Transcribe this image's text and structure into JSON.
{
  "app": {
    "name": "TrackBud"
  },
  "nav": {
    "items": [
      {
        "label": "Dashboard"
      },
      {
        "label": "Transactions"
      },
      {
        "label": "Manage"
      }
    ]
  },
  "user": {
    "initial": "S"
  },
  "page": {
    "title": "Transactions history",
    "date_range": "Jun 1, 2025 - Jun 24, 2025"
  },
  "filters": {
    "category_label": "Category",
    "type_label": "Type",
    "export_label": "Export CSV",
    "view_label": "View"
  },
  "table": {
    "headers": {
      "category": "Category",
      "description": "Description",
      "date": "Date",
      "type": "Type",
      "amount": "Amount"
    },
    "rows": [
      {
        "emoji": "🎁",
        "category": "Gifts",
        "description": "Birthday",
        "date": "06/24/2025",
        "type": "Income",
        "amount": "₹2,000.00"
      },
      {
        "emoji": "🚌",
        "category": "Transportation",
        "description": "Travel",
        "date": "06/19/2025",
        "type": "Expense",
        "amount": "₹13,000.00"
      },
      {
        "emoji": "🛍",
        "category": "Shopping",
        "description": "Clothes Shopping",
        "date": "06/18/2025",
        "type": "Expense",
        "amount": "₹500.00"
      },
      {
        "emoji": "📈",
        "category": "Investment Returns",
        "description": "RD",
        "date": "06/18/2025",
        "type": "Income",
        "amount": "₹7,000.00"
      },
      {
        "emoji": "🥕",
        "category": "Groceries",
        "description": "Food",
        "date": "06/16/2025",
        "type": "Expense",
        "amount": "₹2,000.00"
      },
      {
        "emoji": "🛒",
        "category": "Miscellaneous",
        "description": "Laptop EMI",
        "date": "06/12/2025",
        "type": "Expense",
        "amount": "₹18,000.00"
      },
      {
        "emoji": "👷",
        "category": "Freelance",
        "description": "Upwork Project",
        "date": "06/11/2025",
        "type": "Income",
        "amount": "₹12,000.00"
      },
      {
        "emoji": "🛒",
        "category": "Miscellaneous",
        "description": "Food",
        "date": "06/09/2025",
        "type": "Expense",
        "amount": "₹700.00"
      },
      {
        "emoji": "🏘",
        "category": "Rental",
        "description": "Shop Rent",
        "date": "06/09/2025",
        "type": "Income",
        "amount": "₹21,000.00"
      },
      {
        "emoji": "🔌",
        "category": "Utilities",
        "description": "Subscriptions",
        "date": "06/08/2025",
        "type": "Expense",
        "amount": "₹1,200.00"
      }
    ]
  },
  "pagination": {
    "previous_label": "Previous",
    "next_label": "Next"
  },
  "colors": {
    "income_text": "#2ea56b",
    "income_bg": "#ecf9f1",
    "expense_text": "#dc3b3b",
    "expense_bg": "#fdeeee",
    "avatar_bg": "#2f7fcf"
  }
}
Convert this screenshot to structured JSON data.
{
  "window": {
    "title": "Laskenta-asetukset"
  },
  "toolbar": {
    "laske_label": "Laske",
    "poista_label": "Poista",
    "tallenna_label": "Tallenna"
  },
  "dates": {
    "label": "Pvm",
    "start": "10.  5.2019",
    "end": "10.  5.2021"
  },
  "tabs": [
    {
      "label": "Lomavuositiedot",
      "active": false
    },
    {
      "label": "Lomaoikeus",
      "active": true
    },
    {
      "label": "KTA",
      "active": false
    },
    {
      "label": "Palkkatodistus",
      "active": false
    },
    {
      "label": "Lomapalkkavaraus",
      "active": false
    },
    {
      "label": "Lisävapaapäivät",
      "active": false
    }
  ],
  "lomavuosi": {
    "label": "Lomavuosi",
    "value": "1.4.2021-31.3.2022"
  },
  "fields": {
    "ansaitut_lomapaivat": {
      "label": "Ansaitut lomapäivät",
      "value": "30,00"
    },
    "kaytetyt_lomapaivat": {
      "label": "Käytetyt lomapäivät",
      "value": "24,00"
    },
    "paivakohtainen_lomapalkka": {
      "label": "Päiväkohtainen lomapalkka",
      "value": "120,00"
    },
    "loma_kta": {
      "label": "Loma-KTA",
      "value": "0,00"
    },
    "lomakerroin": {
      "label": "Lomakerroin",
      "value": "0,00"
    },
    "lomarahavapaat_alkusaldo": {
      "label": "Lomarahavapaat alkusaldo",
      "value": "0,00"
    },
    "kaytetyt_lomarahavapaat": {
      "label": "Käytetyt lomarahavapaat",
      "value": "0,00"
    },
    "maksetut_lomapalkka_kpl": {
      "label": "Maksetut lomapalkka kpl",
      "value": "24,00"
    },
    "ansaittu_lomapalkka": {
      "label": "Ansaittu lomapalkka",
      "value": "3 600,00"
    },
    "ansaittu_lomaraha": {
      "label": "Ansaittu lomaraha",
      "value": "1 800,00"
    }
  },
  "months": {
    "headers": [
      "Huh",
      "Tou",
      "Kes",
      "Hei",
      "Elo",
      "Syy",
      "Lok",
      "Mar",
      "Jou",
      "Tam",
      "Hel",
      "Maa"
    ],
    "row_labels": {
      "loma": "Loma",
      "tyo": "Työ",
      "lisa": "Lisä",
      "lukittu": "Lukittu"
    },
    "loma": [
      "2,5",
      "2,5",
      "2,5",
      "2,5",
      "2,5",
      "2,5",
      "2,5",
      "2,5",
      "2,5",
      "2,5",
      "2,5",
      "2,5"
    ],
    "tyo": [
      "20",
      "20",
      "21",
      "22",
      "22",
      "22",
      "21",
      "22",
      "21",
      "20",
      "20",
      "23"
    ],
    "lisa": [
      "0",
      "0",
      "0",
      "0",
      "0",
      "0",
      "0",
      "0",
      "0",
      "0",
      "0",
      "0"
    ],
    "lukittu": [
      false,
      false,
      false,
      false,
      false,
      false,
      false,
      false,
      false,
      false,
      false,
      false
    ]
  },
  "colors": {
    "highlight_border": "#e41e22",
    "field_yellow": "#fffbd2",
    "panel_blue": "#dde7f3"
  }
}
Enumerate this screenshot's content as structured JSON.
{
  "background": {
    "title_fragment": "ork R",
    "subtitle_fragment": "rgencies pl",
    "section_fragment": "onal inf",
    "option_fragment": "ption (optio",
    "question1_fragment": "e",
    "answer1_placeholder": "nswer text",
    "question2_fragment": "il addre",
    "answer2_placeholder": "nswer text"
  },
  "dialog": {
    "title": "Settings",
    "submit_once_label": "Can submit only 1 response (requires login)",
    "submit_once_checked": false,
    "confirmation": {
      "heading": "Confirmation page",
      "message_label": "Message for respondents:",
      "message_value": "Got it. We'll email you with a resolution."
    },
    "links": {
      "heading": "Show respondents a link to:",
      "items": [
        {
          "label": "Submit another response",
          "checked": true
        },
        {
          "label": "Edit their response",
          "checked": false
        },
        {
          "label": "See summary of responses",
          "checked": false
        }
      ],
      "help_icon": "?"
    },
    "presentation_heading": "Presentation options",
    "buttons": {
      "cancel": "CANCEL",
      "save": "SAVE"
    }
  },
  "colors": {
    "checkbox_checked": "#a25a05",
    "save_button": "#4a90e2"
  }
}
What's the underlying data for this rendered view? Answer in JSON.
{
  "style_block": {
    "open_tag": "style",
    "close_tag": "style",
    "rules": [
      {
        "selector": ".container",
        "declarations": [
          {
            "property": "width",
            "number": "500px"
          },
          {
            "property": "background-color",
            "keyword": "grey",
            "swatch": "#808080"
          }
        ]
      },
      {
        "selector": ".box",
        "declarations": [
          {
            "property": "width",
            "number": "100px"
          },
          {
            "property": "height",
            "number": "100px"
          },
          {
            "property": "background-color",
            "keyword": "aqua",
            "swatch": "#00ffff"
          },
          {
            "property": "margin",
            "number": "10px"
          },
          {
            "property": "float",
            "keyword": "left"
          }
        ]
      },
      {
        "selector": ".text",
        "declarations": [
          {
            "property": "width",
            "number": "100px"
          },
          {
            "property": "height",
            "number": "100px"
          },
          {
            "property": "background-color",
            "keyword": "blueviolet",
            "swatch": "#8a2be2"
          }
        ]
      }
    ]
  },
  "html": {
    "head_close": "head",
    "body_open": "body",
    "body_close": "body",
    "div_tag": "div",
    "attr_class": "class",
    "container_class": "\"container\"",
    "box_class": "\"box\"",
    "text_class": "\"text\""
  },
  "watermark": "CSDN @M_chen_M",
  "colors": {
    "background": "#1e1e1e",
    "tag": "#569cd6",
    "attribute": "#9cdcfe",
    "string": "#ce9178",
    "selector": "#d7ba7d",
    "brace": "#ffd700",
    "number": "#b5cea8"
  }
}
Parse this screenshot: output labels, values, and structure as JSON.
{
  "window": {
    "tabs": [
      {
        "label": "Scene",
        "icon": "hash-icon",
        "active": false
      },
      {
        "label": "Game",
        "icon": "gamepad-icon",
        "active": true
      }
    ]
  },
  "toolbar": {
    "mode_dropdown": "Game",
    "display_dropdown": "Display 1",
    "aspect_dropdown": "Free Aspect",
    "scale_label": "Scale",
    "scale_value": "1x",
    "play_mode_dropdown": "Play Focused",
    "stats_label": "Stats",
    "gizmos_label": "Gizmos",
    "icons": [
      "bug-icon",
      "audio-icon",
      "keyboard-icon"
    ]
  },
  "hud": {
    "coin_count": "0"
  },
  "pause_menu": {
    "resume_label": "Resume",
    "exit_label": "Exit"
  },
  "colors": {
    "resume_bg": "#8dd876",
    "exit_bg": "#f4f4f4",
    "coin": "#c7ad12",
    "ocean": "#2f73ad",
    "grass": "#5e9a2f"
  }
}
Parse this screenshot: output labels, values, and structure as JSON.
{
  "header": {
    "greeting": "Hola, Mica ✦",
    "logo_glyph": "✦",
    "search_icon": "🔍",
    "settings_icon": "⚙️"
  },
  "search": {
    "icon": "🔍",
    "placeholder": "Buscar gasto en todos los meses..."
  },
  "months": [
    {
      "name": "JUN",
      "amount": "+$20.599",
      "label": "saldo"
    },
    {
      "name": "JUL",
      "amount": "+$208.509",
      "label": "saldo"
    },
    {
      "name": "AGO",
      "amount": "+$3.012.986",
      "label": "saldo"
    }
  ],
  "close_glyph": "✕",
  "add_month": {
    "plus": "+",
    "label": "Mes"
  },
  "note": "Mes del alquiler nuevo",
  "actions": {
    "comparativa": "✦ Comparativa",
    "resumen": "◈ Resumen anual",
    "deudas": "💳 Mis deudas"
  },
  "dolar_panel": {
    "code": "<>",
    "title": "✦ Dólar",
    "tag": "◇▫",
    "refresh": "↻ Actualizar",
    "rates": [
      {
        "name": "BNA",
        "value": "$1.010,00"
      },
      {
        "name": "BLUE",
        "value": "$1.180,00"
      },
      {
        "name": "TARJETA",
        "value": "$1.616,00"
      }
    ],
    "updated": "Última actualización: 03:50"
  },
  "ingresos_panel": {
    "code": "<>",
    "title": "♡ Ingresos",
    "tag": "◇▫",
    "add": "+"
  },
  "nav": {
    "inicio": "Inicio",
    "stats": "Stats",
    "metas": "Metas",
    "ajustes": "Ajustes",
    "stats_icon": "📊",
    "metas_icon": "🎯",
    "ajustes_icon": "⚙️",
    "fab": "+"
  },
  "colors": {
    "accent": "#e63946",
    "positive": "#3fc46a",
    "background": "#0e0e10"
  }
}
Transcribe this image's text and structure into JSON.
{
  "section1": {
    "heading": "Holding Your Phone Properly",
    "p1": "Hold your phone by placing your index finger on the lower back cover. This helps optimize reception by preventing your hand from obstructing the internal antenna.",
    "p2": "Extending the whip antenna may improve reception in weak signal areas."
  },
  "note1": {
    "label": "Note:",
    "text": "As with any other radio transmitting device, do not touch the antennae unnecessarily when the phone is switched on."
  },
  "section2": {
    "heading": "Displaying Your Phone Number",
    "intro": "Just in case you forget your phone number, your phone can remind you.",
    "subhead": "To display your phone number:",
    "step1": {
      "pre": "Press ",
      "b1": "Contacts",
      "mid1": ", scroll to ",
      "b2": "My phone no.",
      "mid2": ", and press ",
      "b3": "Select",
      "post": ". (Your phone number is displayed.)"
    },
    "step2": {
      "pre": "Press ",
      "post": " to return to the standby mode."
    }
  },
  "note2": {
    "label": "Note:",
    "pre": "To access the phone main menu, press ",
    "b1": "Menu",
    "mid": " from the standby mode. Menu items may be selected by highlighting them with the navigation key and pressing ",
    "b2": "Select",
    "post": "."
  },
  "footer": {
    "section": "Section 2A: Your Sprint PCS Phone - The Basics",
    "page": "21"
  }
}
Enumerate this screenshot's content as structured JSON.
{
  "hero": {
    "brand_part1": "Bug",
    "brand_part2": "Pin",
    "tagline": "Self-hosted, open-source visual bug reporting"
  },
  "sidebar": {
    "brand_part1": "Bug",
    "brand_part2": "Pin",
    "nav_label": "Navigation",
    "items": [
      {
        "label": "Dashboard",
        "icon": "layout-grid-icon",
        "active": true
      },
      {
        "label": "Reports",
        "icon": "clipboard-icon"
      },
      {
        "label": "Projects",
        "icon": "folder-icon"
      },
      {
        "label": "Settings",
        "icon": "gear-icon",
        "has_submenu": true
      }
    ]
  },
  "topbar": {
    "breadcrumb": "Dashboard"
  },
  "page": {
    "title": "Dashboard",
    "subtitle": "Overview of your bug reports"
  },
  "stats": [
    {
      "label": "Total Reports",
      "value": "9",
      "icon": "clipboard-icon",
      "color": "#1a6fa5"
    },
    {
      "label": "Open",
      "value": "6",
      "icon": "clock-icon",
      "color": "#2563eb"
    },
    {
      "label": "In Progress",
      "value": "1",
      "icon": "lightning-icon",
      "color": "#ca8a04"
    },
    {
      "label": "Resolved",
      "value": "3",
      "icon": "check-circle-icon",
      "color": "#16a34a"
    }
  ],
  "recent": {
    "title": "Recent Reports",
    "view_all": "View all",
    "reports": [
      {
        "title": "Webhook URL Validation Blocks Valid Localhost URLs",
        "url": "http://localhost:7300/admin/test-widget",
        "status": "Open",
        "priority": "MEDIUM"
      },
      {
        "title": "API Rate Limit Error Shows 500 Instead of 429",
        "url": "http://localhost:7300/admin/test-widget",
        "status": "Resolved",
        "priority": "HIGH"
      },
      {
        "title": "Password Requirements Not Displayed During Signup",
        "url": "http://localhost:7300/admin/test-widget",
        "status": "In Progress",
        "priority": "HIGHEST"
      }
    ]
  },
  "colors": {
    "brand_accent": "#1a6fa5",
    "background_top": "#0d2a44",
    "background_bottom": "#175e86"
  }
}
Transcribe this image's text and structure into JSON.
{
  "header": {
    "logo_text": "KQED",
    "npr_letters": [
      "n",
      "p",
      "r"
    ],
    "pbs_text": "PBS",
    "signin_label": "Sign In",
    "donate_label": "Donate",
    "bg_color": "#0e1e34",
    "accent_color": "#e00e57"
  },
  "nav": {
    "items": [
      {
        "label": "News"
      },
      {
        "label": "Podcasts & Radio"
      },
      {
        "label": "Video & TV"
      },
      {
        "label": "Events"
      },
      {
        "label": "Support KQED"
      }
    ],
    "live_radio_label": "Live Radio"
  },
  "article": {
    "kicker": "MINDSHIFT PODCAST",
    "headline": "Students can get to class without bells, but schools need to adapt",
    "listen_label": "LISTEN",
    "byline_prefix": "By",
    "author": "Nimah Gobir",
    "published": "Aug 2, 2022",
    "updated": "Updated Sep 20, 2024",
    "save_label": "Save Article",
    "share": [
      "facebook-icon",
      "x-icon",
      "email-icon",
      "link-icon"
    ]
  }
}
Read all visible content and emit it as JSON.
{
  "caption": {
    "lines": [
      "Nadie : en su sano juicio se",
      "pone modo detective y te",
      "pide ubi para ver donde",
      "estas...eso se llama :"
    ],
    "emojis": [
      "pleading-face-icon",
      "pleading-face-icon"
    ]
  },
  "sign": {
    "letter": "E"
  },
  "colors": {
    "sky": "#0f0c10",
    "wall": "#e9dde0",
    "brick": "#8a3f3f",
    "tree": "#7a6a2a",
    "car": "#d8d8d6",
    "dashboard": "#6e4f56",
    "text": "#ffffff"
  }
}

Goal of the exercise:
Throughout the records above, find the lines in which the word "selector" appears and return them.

Reply to the exercise:
        "selector": ".container",
        "selector": ".box",
        "selector": ".text",
    "selector": "#d7ba7d",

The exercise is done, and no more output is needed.